Doug Harrison: I think the results surprised everyone, including us. We did launch Alliance Seating and Mobility (The Scooter Store’s complex rehab division) last year with intentions to see it grow. We were still surprised.

HME: Can you explain what kind of ramp up efforts are taking place to ensure The Scooter Store can adequately provide complex power wheelchairs?

Harrison: Our ramp up will consist of hiring many new ATSs and rehab technicians in all of the CBAs Additionally, we are considering several strategic acquisitions.

HME: Why don’t you think The Scooter Store won more standard power wheelchair contracts?

Harrison: It seems that the companies that are national leaders in each bid category tended to lose most of the bids in that category.

HME: You mentioned strategic acquisitions.

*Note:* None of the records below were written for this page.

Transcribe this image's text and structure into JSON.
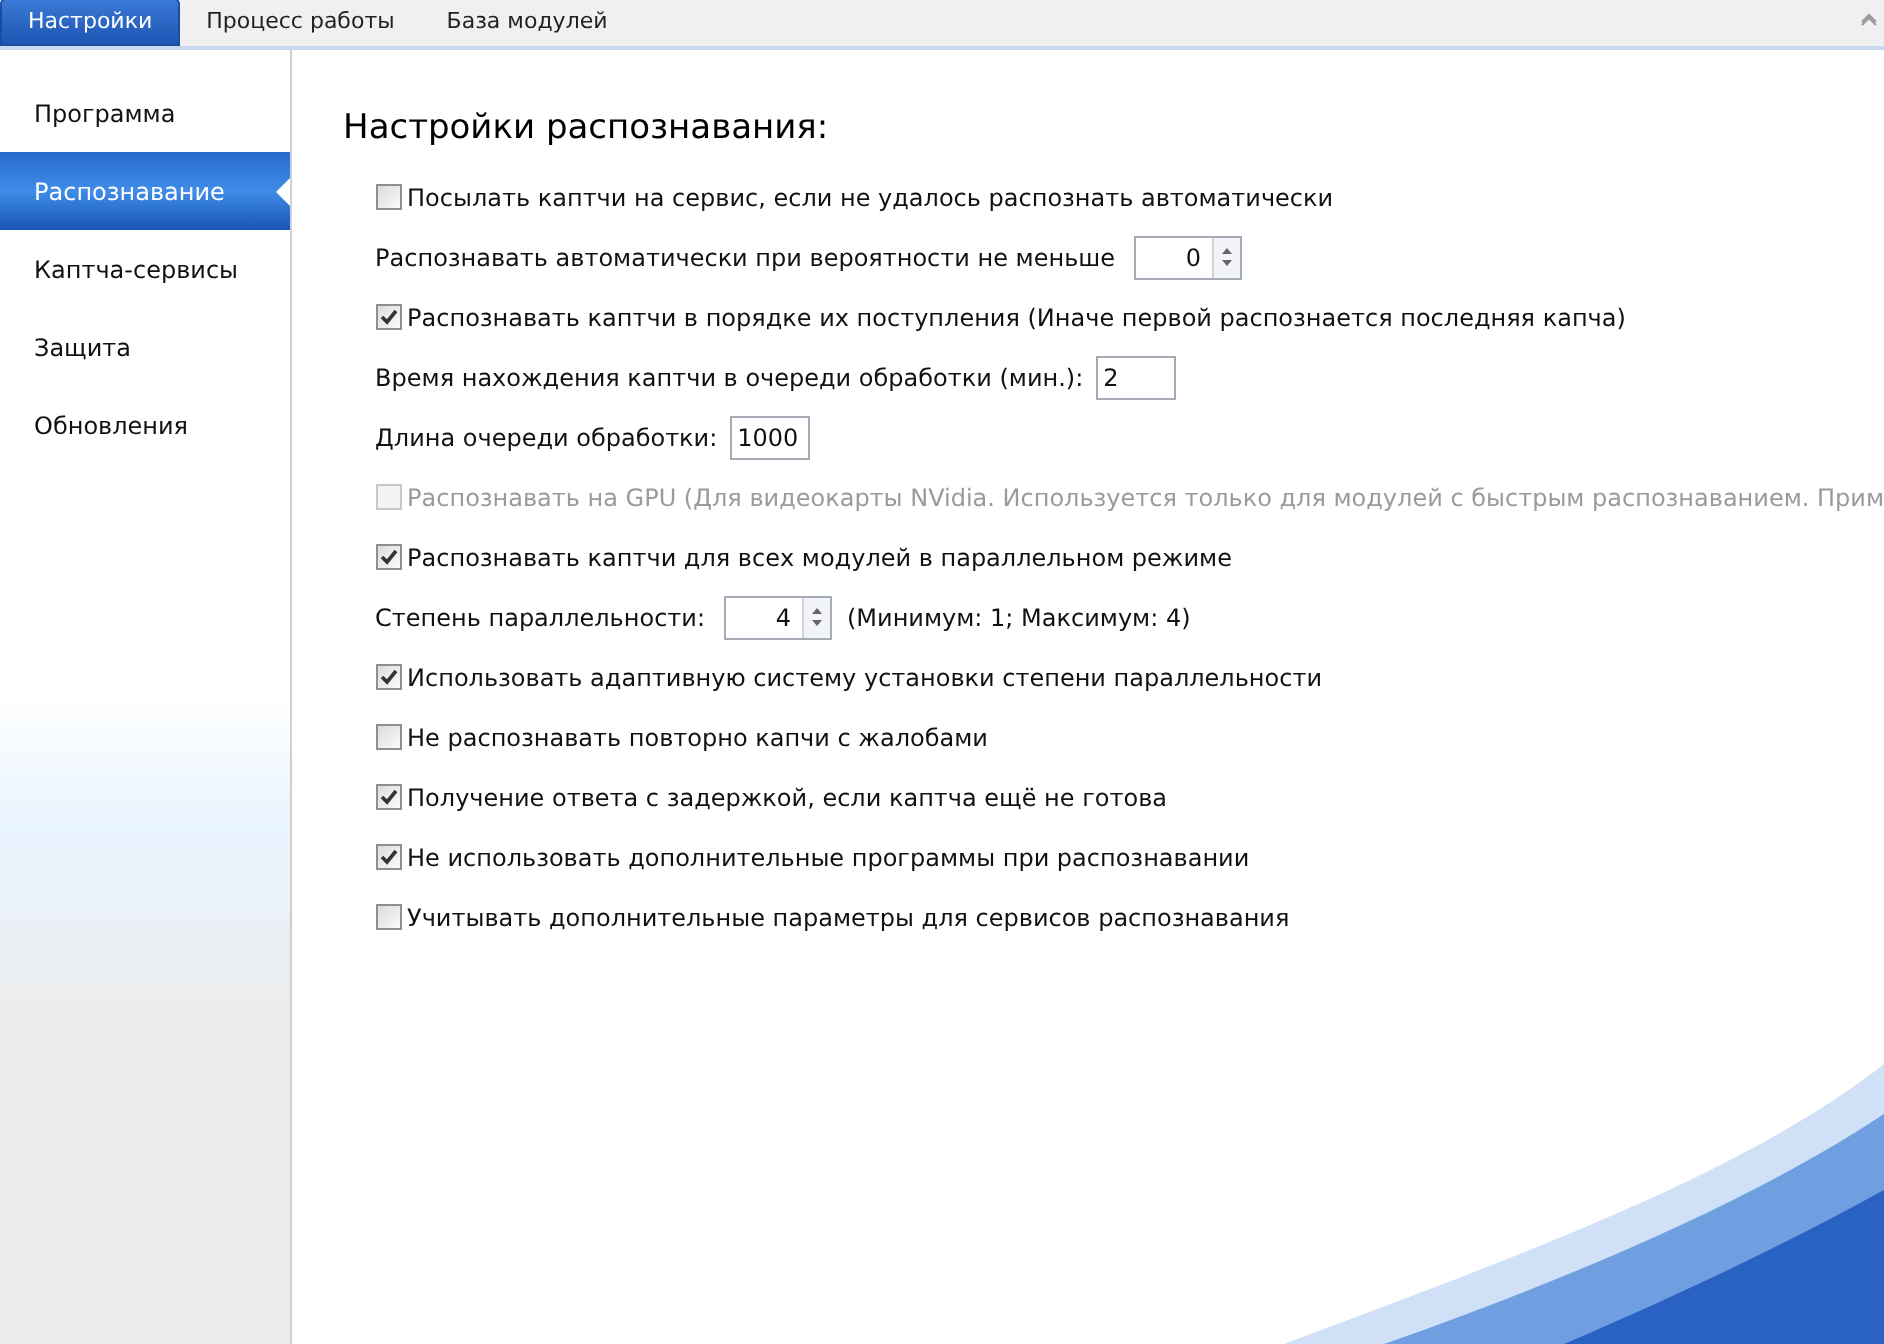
{
  "tabs": [
    {
      "label": "Настройки",
      "selected": true
    },
    {
      "label": "Процесс работы",
      "selected": false
    },
    {
      "label": "База модулей",
      "selected": false
    }
  ],
  "sidebar": {
    "items": [
      {
        "label": "Программа",
        "selected": false
      },
      {
        "label": "Распознавание",
        "selected": true
      },
      {
        "label": "Каптча-сервисы",
        "selected": false
      },
      {
        "label": "Защита",
        "selected": false
      },
      {
        "label": "Обновления",
        "selected": false
      }
    ]
  },
  "heading": "Настройки распознавания:",
  "rows": [
    {
      "kind": "checkbox",
      "label": "Посылать каптчи на сервис, если не удалось распознать автоматически",
      "checked": false,
      "disabled": false
    },
    {
      "kind": "spin",
      "label": "Распознавать автоматически при вероятности не меньше",
      "value": "0"
    },
    {
      "kind": "checkbox",
      "label": "Распознавать каптчи в порядке их поступления (Иначе первой распознается последняя капча)",
      "checked": true,
      "disabled": false
    },
    {
      "kind": "field",
      "label": "Время нахождения каптчи в очереди обработки (мин.):",
      "value": "2"
    },
    {
      "kind": "field",
      "label": "Длина очереди обработки:",
      "value": "1000"
    },
    {
      "kind": "checkbox",
      "label": "Распознавать на GPU (Для видеокарты NVidia. Используется только для модулей с быстрым распознаванием. Прим",
      "checked": false,
      "disabled": true
    },
    {
      "kind": "checkbox",
      "label": "Распознавать каптчи для всех модулей в параллельном режиме",
      "checked": true,
      "disabled": false
    },
    {
      "kind": "spin",
      "label": "Степень параллельности:",
      "value": "4",
      "note": "(Минимум: 1; Максимум: 4)"
    },
    {
      "kind": "checkbox",
      "label": "Использовать адаптивную систему установки степени параллельности",
      "checked": true,
      "disabled": false
    },
    {
      "kind": "checkbox",
      "label": "Не распознавать повторно капчи с жалобами",
      "checked": false,
      "disabled": false
    },
    {
      "kind": "checkbox",
      "label": "Получение ответа с задержкой, если каптча ещё не готова",
      "checked": true,
      "disabled": false
    },
    {
      "kind": "checkbox",
      "label": "Не использовать дополнительные программы при распознавании",
      "checked": true,
      "disabled": false
    },
    {
      "kind": "checkbox",
      "label": "Учитывать дополнительные параметры для сервисов распознавания",
      "checked": false,
      "disabled": false
    }
  ]
}
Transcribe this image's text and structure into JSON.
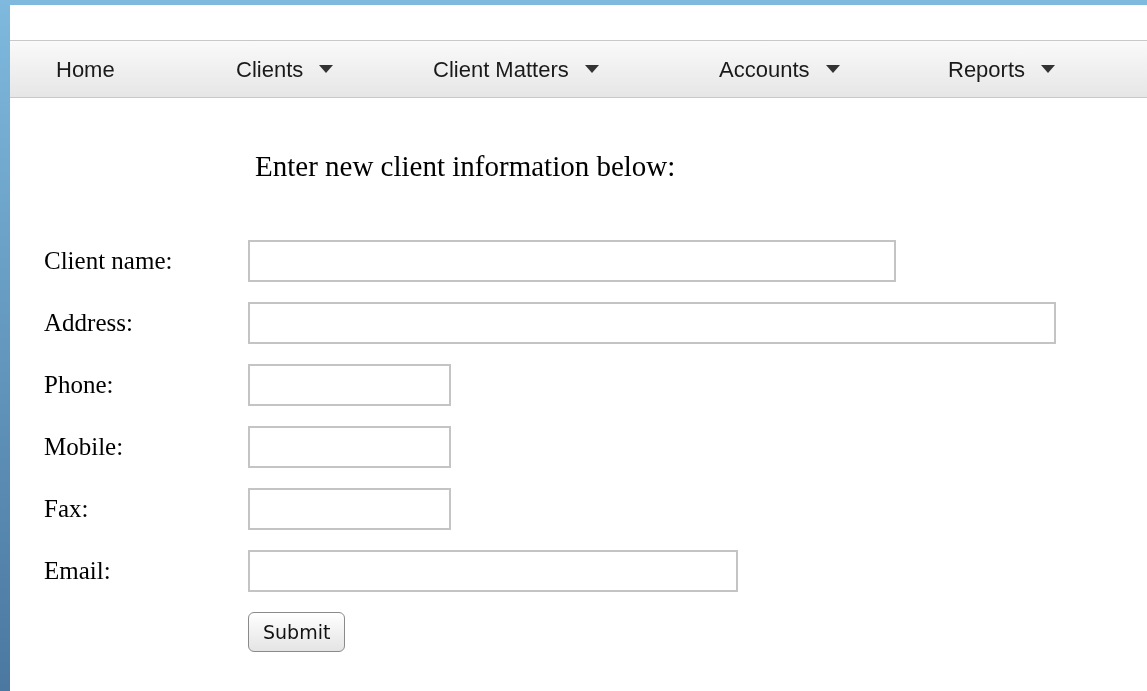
{
  "nav": [
    {
      "label": "Home",
      "has_menu": false
    },
    {
      "label": "Clients",
      "has_menu": true
    },
    {
      "label": "Client Matters",
      "has_menu": true
    },
    {
      "label": "Accounts",
      "has_menu": true
    },
    {
      "label": "Reports",
      "has_menu": true
    }
  ],
  "heading": "Enter new client information below:",
  "fields": [
    {
      "label": "Client name:"
    },
    {
      "label": "Address:"
    },
    {
      "label": "Phone:"
    },
    {
      "label": "Mobile:"
    },
    {
      "label": "Fax:"
    },
    {
      "label": "Email:"
    }
  ],
  "submit": "Submit"
}
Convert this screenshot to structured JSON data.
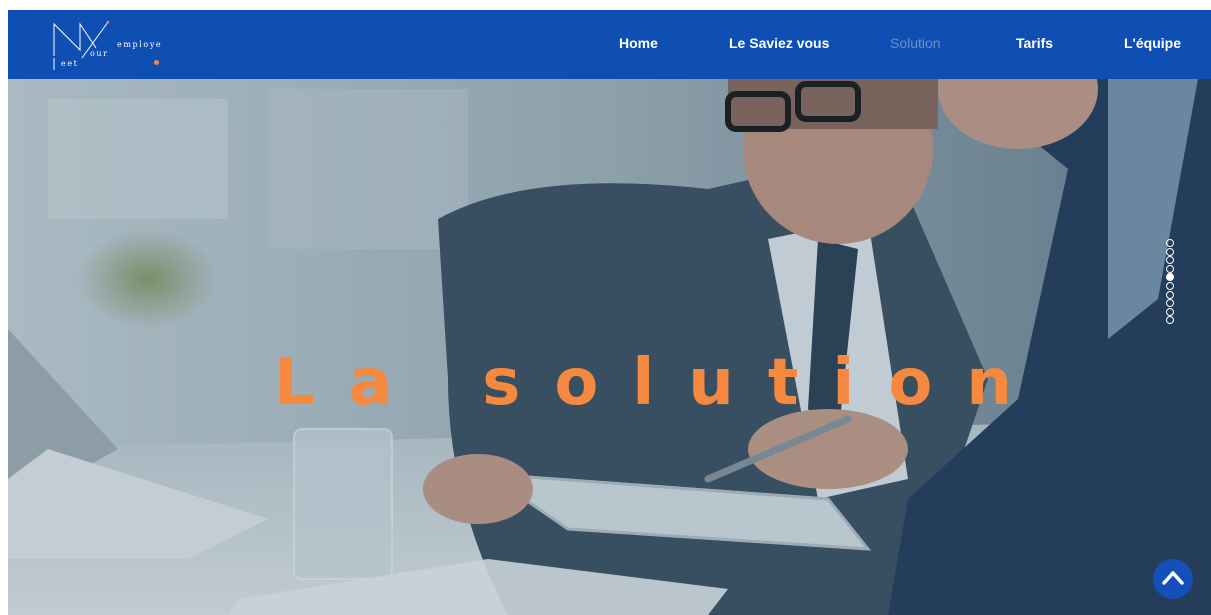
{
  "header": {
    "logo": {
      "text_top": "employe",
      "text_mid": "our",
      "text_bottom": "eet",
      "letters": "MYE",
      "dot_color": "#f08a47"
    },
    "nav": [
      {
        "label": "Home",
        "active": false
      },
      {
        "label": "Le Saviez vous",
        "active": false
      },
      {
        "label": "Solution",
        "active": true
      },
      {
        "label": "Tarifs",
        "active": false
      },
      {
        "label": "L'équipe",
        "active": false
      }
    ],
    "background_color": "#0f4fb4"
  },
  "hero": {
    "title": "La solution",
    "title_color": "#f5893f",
    "image_description_icon": "business-meeting-photo"
  },
  "section_dots": {
    "total": 10,
    "active_index": 4
  },
  "scroll_top": {
    "icon": "chevron-up-icon",
    "color": "#1550b8"
  }
}
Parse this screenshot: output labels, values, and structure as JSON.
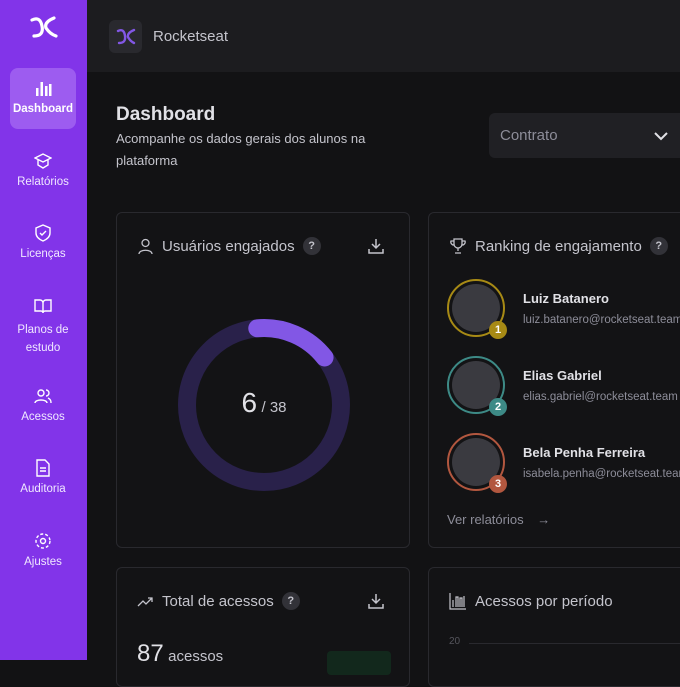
{
  "brand": "Rocketseat",
  "sidebar": {
    "items": [
      {
        "label": "Dashboard"
      },
      {
        "label": "Relatórios"
      },
      {
        "label": "Licenças"
      },
      {
        "label": "Planos de estudo"
      },
      {
        "label": "Acessos"
      },
      {
        "label": "Auditoria"
      },
      {
        "label": "Ajustes"
      }
    ]
  },
  "page": {
    "title": "Dashboard",
    "subtitle": "Acompanhe os dados gerais dos alunos na plataforma"
  },
  "filter": {
    "selected": "Contrato"
  },
  "engaged": {
    "title": "Usuários engajados",
    "help": "?",
    "value": 6,
    "total": 38,
    "value_label": "6",
    "total_label": "/ 38",
    "accent": "#8257e5",
    "track": "#29214a"
  },
  "ranking": {
    "title": "Ranking de engajamento",
    "help": "?",
    "link": "Ver relatórios",
    "items": [
      {
        "rank": "1",
        "name": "Luiz Batanero",
        "email": "luiz.batanero@rocketseat.team",
        "color": "#a78a15"
      },
      {
        "rank": "2",
        "name": "Elias Gabriel",
        "email": "elias.gabriel@rocketseat.team",
        "color": "#3d8a86"
      },
      {
        "rank": "3",
        "name": "Bela Penha Ferreira",
        "email": "isabela.penha@rocketseat.team",
        "color": "#b2573f"
      }
    ]
  },
  "access": {
    "title": "Total de acessos",
    "help": "?",
    "value": "87",
    "unit": "acessos"
  },
  "period": {
    "title": "Acessos por período",
    "y_tick": "20"
  }
}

Does The Scooter Store plan to acquire contract providers in some of the product categories/CBAs in which it didn’t win bids?

Harrison: Yes, if we can make acquisitions at a reasonable price. Some suppliers that won bids now have overly optimistic expectations about what their businesses and their bids are worth.

HME: Does The Scooter Store plan to subcontract bids for product categories like oxygen?

Harrison: Yes.

HME: Why did the company bid for oxygen?

Harrison: Diversification.

HME: Is The Scooter Store trying to become a full-service provider of DME?

Harrison: The Scooter Store would like to help our customers live safely and confidently at their own home for as long as possible. To fulfill that mission will require the addition of several products and services.

HME: How do you respond to concerns that a provider known for wheelchairs won a bid for oxygen? It was even the topic of discussion at a hearing held by Rep. Pete Stark, D-Calif., a couple of weeks ago.

Harrison: I can only assume that Chairman Stark was reacting to very emotional stories from understandably terrified constituents. GMAC (that’s General Motors-the car guys) is one of the largest financial institutions in the country. I know that our name limits us in the minds of some people, but it doesn’t limit us in our mission to provide freedom and independence to our customers.

HME: Does accreditation make The Scooter Store qualified to provide oxygen, a product category that, up until now, it hasn’t provided?

Harrison: Is accreditation, alone, definitive? Clearly not. However, it certainly seems to be a much better indicator than the name of the business, on which some people have chosen to obsess.

HME: In the past, you’ve mentioned that not everyone thinks competitive bidding is bad. Can you explain?

Harrison: Competitive bidding, as a philosophy, is as American as Mom, baseball, and apple pie. But CMS has built rules into this arbitrary price reduction scheme for DME that make it anything but true competitive bidding.